The Redskins later issues this statement:
The Washington Redskins can confirm that a theft occurred mid-morning on April 15 in downtown Indianapolis, where a thief broke through the window of an athletic trainer’s locked car. No social security numbers, Protected Health Information (PHI) under HIPAA, or financial information were stolen or are at risk of exposure.
The laptop was password-protected but unencrypted, but we have no reason to believe the laptop password was compromised. The NFL’s electronic medical records system was not impacted.
It’s interesting that the Redskins said that it didn’t include any PHI that would be covered by HIPAA rules and regulations. I was interested in how HIPAA would apply to an NFL team, so I reached out to David Harlow for the answer. David Harlow, Health Blawg writer, offered these insights into whether NFL records are required to comply with HIPAA or not:
These records fall in a gray zone between employment records and health records. Clearly the NFL understands what’s at stake if, as reported, they’ve proactively reached out to the HIPAA police. At least one federal court is on record in a similar case saying, essentially, C’mon, you know you’re a covered entity; get with the program.
Michael Magrath, current Chairman, HIMSS Identity Management Task Force, and Director of Healthcare Business, VASCO Data Security offered this insight into the breach:
This is a clear example that healthcare breaches are not isolated to healthcare organizations. They apply to employers, including the National Football League. Teams secure and protect their playbooks and need to apply that philosophy to securing their players’ medical information.
Laptop thefts are common place and one of the most common entries (310 incidents) on the HHS’ Office of Civil Rights portal listing Breaches Affecting 500 or More Individuals. Encryption is one of the basic requirements to secure a laptop, yet organizations continue to gamble without it and innocent victims can face a lifetime of identity theft and medical identity theft.

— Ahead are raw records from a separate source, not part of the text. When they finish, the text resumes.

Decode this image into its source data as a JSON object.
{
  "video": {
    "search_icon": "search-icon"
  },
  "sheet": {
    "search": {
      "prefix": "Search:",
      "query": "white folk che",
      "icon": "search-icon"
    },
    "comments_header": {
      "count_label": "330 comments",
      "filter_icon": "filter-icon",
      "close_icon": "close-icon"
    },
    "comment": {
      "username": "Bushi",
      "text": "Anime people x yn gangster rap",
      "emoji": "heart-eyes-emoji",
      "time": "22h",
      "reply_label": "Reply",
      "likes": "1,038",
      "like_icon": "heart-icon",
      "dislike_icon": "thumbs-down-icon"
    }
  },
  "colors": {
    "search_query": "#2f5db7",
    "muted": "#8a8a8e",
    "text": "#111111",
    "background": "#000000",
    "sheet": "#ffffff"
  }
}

Assuming the laptop was Windows based, security can be enhanced by replacing the static Windows password with two-factor authentication in the form of a one-time password. Without the authenticator to generate the one-time password, gaining entry to the laptop will be extremely difficult. By combining encryption and strong authentication to gain entry into the laptop the players and prospects protected health information would not be at risk, all because organizations and members wish to avoid few moments of inconvenience.

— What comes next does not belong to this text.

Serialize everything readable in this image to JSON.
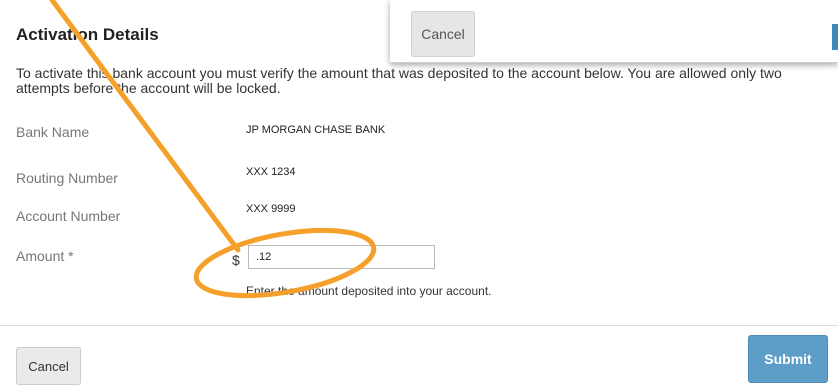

This story brings up some important points. First, healthcare is far from the only industry that has issues with breaches and things like stolen or lost laptops. Second, healthcare isn’t the only one that sees the importance of encrypting mobile devices. However, despite the importance, many organizations still aren’t doing so. Third, HIPAA is an interesting law since it only covers PHI and covered entities. HIPAA omnibus expanded that to business associates. However, there are still a bunch of grey areas that aren’t sure if HIPAA applies. Plus, there are a lot of white areas where your health information is stored and HIPAA doesn’t apply.

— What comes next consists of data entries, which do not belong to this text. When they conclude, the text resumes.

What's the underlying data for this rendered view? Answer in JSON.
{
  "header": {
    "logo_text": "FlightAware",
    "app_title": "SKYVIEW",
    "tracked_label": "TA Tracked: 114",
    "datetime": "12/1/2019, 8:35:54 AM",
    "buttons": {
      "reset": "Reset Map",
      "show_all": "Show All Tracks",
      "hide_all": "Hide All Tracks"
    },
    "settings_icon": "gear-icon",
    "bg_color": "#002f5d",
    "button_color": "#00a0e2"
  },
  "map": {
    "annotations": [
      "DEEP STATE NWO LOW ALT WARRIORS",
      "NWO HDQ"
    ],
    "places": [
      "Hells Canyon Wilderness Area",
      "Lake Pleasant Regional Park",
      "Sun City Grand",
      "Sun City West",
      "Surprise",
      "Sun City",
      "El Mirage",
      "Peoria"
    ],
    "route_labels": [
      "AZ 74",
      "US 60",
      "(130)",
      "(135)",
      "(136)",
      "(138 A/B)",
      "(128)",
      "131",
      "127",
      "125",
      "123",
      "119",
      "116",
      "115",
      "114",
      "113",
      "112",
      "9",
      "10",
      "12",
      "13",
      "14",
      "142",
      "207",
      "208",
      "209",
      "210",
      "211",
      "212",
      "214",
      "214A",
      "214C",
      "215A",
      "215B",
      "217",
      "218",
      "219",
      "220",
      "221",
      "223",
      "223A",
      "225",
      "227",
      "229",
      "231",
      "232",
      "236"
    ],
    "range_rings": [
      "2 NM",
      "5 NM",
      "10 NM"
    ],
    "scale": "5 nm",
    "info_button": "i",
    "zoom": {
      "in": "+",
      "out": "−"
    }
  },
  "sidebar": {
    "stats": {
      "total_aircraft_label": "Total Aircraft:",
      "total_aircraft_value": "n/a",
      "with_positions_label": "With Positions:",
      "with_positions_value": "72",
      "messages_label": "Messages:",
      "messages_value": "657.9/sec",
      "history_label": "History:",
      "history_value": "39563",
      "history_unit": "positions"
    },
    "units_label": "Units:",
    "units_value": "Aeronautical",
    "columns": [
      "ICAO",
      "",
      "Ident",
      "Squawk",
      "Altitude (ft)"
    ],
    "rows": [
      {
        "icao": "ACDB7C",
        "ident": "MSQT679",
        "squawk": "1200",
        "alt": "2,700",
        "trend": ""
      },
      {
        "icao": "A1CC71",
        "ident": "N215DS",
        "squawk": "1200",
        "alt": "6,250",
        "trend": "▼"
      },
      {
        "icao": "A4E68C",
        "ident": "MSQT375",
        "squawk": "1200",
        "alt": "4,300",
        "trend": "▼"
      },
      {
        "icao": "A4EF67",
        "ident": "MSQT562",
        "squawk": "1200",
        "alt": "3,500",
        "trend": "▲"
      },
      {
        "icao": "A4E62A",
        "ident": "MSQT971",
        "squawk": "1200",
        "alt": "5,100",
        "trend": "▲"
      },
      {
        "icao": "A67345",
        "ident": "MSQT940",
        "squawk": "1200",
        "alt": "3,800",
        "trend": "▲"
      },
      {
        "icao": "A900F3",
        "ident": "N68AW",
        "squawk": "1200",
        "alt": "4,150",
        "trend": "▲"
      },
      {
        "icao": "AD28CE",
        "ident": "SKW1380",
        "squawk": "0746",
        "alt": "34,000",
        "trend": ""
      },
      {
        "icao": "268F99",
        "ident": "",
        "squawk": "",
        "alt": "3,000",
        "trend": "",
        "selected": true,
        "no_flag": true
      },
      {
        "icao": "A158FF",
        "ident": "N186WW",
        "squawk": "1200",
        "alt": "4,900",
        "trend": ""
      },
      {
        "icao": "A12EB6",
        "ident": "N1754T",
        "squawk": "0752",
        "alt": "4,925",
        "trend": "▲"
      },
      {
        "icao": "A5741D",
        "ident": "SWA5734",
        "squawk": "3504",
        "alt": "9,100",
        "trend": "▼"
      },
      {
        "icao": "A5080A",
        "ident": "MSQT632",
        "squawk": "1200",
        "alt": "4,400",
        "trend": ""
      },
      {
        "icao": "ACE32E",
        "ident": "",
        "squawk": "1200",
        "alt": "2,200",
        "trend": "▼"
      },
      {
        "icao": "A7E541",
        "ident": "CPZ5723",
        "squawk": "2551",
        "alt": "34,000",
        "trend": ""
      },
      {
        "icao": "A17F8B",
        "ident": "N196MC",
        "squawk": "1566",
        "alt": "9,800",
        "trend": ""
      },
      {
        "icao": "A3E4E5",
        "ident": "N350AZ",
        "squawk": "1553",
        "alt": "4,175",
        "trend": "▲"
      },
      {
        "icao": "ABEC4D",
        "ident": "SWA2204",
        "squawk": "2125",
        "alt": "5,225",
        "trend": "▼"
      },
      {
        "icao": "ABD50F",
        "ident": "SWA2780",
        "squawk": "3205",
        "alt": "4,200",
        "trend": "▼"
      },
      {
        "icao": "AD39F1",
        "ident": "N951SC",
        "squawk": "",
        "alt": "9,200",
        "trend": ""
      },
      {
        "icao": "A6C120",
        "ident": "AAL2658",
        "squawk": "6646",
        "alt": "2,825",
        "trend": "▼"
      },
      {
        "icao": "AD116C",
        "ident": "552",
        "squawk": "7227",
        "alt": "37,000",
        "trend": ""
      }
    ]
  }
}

Long story short, be smart and encrypt your health data no matter where it’s stored. Be careful where you share your health data. Anyone could be breached and HIPAA will only protect you so much (covered entity or not).